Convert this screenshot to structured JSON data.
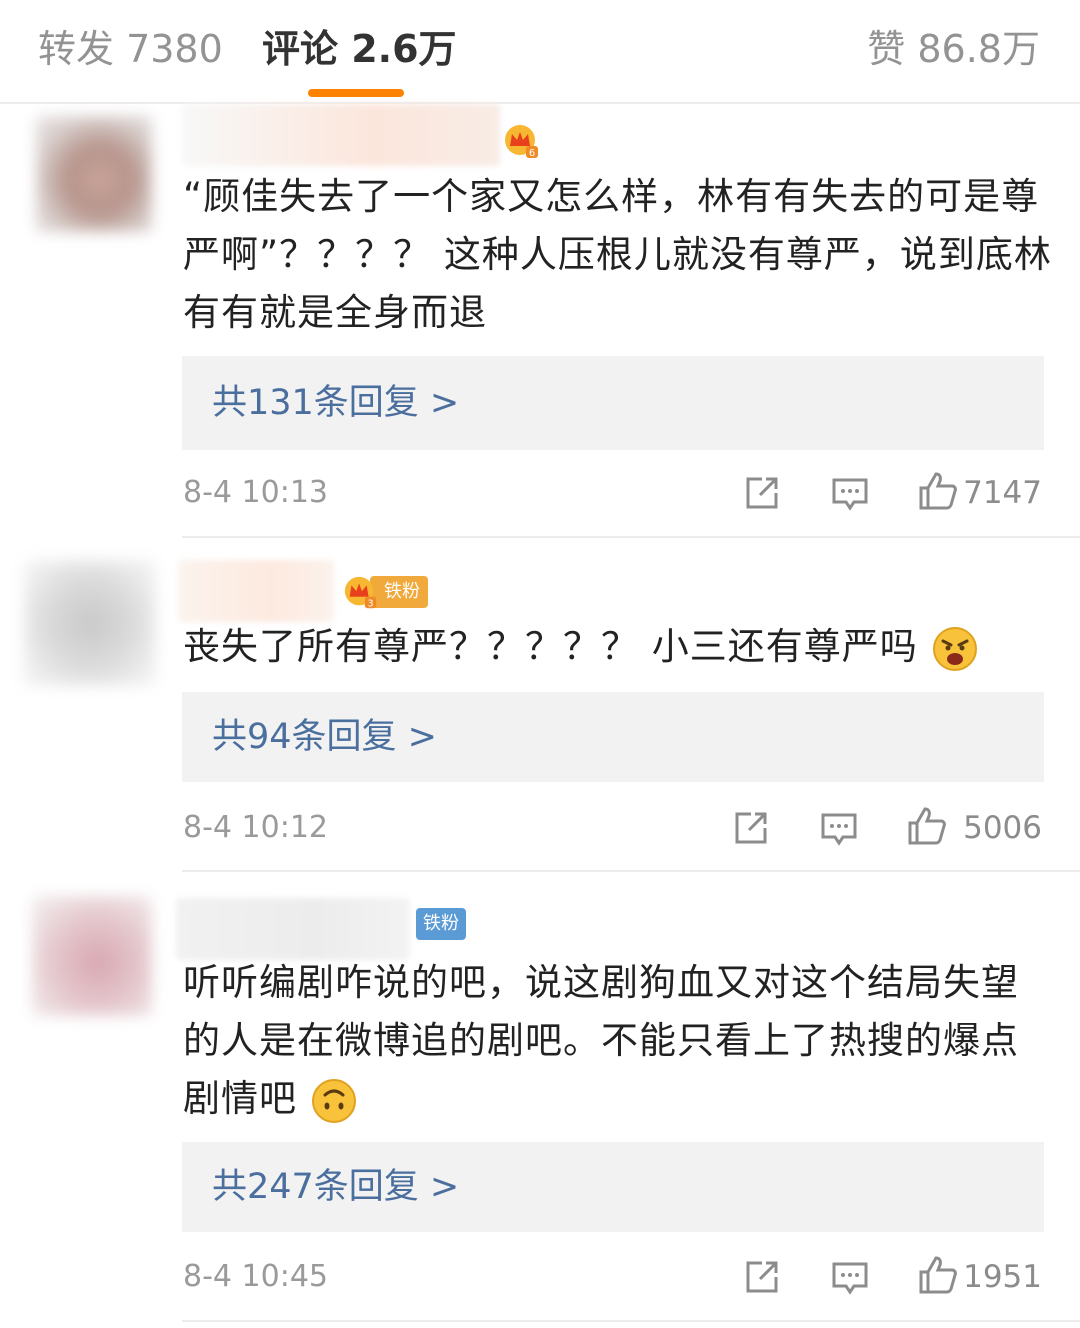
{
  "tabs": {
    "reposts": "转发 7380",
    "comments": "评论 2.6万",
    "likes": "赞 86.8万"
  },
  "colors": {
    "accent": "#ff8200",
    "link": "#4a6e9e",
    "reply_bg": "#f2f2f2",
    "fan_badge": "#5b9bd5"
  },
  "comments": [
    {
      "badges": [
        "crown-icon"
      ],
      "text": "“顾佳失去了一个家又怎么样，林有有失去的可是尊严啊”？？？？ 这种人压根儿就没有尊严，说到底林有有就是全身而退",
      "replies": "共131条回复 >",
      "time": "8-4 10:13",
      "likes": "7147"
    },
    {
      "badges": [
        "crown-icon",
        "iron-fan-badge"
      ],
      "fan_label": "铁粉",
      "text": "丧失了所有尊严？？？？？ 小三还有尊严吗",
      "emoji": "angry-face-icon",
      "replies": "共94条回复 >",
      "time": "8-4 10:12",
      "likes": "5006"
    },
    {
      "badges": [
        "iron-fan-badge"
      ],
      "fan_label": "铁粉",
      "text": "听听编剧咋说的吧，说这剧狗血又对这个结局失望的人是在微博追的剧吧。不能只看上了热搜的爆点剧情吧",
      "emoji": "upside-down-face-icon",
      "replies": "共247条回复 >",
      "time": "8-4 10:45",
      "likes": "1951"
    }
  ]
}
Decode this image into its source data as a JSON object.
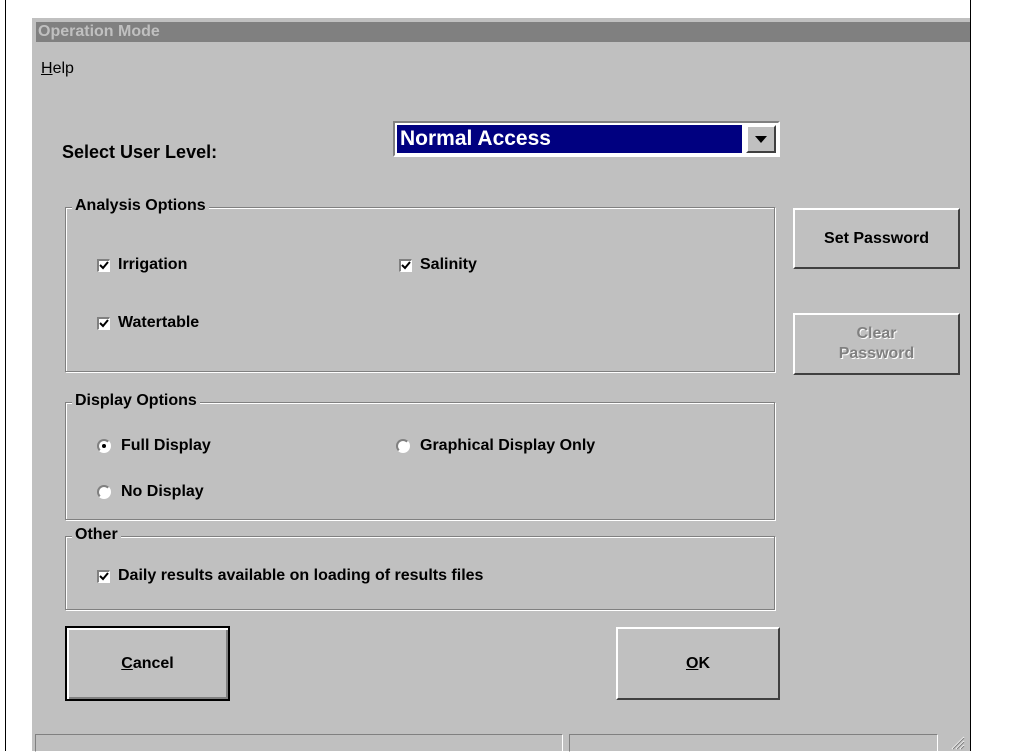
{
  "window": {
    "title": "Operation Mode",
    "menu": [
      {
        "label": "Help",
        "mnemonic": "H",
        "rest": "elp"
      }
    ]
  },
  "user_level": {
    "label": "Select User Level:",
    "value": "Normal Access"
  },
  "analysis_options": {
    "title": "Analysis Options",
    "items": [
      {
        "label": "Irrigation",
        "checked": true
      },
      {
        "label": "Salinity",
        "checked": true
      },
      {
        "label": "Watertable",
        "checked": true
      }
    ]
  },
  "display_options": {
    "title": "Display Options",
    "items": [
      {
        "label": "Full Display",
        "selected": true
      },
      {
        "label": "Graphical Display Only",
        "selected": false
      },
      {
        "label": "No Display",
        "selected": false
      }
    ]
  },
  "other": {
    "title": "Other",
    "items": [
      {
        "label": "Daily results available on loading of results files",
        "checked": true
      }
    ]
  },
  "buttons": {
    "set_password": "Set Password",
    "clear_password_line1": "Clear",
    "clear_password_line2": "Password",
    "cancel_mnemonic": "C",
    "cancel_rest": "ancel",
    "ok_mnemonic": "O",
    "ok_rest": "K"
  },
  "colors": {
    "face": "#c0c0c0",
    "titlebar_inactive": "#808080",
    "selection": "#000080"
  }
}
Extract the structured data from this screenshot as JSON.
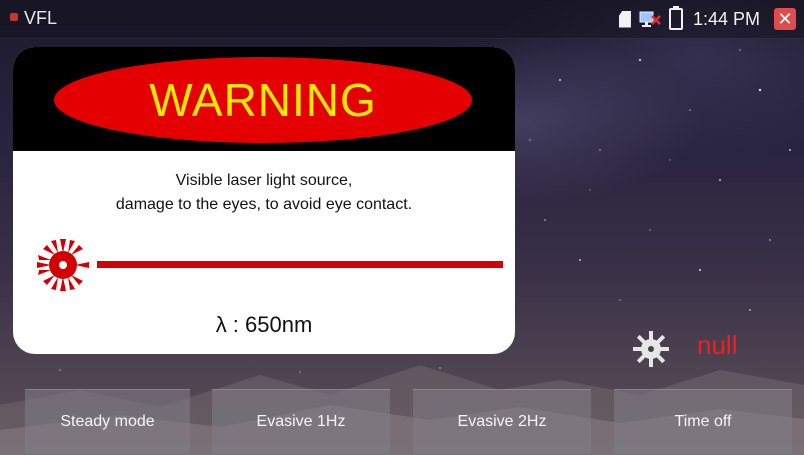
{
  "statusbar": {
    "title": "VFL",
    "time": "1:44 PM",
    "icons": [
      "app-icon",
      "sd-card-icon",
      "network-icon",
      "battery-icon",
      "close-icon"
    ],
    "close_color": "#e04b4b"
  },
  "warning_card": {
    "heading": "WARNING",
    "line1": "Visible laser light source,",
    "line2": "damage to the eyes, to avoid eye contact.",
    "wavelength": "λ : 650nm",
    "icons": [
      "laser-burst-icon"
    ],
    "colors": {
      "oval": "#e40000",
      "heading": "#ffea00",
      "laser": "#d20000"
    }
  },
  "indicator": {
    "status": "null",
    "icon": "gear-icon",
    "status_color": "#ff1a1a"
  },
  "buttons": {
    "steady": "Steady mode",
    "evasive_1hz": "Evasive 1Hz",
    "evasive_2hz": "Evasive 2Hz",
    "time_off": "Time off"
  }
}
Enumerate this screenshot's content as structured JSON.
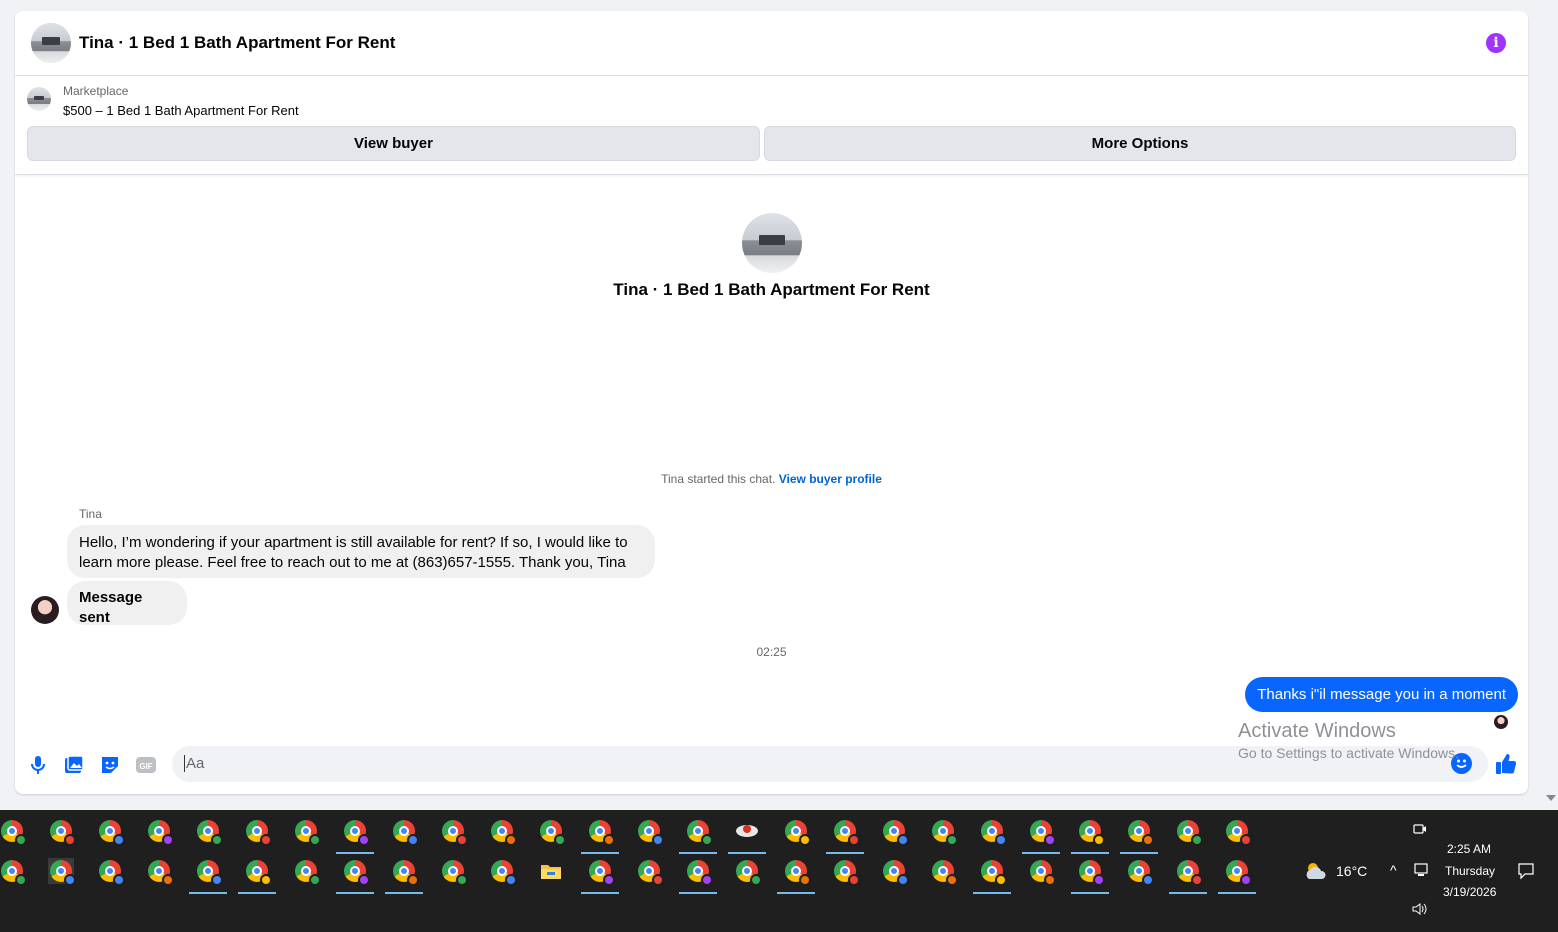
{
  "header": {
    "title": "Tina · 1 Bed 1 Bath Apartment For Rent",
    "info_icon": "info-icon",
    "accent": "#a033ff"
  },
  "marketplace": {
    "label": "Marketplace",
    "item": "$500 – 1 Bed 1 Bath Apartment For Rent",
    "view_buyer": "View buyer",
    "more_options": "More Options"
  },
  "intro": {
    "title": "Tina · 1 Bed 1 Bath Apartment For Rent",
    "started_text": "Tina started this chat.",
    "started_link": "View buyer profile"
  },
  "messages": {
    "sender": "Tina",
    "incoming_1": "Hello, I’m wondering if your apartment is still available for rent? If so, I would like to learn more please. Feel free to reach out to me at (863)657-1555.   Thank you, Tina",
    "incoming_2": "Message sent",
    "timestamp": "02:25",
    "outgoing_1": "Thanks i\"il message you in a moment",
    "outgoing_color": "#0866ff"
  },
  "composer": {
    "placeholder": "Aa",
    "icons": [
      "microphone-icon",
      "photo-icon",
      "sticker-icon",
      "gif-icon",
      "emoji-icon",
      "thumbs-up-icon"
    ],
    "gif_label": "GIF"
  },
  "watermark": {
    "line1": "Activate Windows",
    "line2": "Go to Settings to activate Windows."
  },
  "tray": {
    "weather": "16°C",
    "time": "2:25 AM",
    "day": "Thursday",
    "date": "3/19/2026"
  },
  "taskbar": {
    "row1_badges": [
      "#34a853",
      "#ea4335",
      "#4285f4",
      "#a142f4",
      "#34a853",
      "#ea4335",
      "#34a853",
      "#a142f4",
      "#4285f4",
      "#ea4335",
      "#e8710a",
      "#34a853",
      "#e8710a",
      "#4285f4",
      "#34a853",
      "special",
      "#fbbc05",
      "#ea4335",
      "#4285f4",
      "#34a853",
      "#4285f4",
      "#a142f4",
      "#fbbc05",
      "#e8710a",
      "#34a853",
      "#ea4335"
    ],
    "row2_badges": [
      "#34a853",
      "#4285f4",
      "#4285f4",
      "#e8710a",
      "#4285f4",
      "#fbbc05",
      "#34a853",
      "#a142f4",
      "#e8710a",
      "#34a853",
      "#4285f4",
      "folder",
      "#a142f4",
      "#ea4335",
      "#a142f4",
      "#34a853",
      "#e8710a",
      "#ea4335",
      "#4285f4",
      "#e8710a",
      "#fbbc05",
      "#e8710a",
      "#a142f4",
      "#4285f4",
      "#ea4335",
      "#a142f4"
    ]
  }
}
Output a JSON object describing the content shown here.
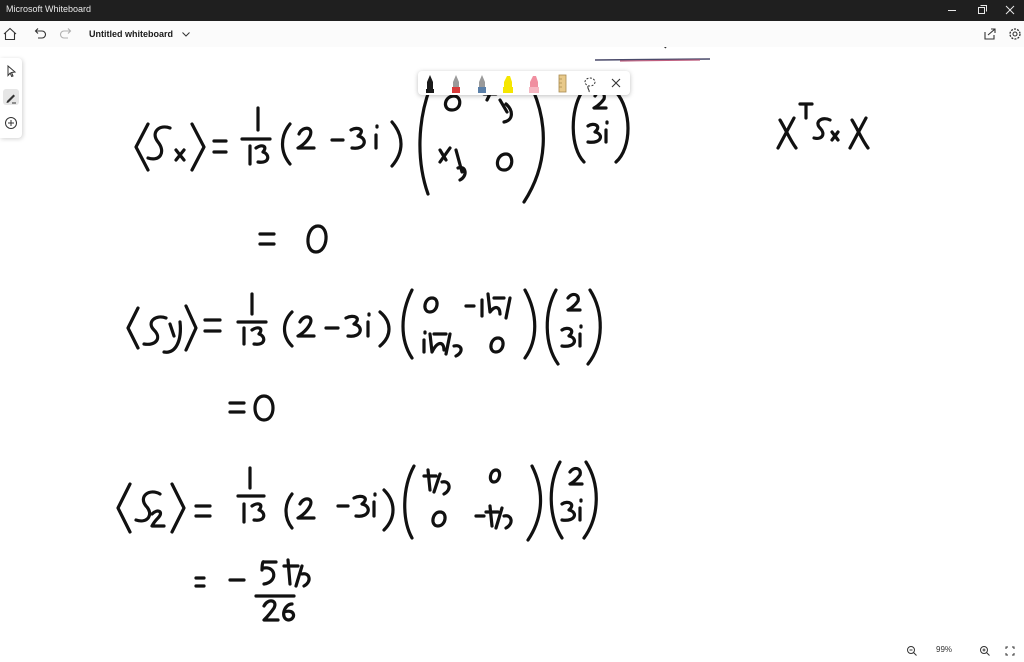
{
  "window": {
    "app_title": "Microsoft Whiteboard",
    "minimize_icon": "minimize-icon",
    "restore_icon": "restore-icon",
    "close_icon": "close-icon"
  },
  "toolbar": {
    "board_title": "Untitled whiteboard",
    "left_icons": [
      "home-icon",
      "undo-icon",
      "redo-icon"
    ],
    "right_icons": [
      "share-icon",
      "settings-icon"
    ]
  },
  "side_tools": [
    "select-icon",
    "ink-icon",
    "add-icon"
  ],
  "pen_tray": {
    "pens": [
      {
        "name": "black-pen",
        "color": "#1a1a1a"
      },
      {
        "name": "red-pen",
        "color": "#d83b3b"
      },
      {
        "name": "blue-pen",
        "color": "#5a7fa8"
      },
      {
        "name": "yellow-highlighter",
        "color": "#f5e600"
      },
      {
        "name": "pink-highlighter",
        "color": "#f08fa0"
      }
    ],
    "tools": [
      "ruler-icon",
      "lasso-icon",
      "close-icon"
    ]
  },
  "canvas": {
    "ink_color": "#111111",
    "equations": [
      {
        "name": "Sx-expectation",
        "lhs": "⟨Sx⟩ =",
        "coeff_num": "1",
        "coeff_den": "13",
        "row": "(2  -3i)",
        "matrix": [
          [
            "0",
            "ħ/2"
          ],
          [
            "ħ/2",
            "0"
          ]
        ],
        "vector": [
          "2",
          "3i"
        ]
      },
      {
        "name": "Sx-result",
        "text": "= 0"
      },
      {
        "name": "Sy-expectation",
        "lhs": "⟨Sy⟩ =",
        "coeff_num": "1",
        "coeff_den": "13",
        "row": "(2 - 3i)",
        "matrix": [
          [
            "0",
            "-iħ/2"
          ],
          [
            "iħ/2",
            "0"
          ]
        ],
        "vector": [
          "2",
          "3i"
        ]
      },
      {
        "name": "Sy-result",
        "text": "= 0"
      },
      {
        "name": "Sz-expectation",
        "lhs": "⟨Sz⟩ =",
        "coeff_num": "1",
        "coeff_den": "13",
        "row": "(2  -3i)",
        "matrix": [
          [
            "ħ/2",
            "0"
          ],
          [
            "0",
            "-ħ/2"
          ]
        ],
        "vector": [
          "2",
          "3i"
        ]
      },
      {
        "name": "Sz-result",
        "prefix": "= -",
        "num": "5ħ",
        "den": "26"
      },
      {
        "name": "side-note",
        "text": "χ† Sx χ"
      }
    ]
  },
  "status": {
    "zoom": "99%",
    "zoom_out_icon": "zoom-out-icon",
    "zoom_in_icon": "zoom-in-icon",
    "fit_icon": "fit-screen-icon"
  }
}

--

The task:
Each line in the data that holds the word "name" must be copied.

Exercise answer:
        "name": "black-pen",
        "name": "red-pen",
        "name": "blue-pen",
        "name": "yellow-highlighter",
        "name": "pink-highlighter",
        "name": "Sx-expectation",
        "name": "Sx-result",
        "name": "Sy-expectation",
        "name": "Sy-result",
        "name": "Sz-expectation",
        "name": "Sz-result",
        "name": "side-note",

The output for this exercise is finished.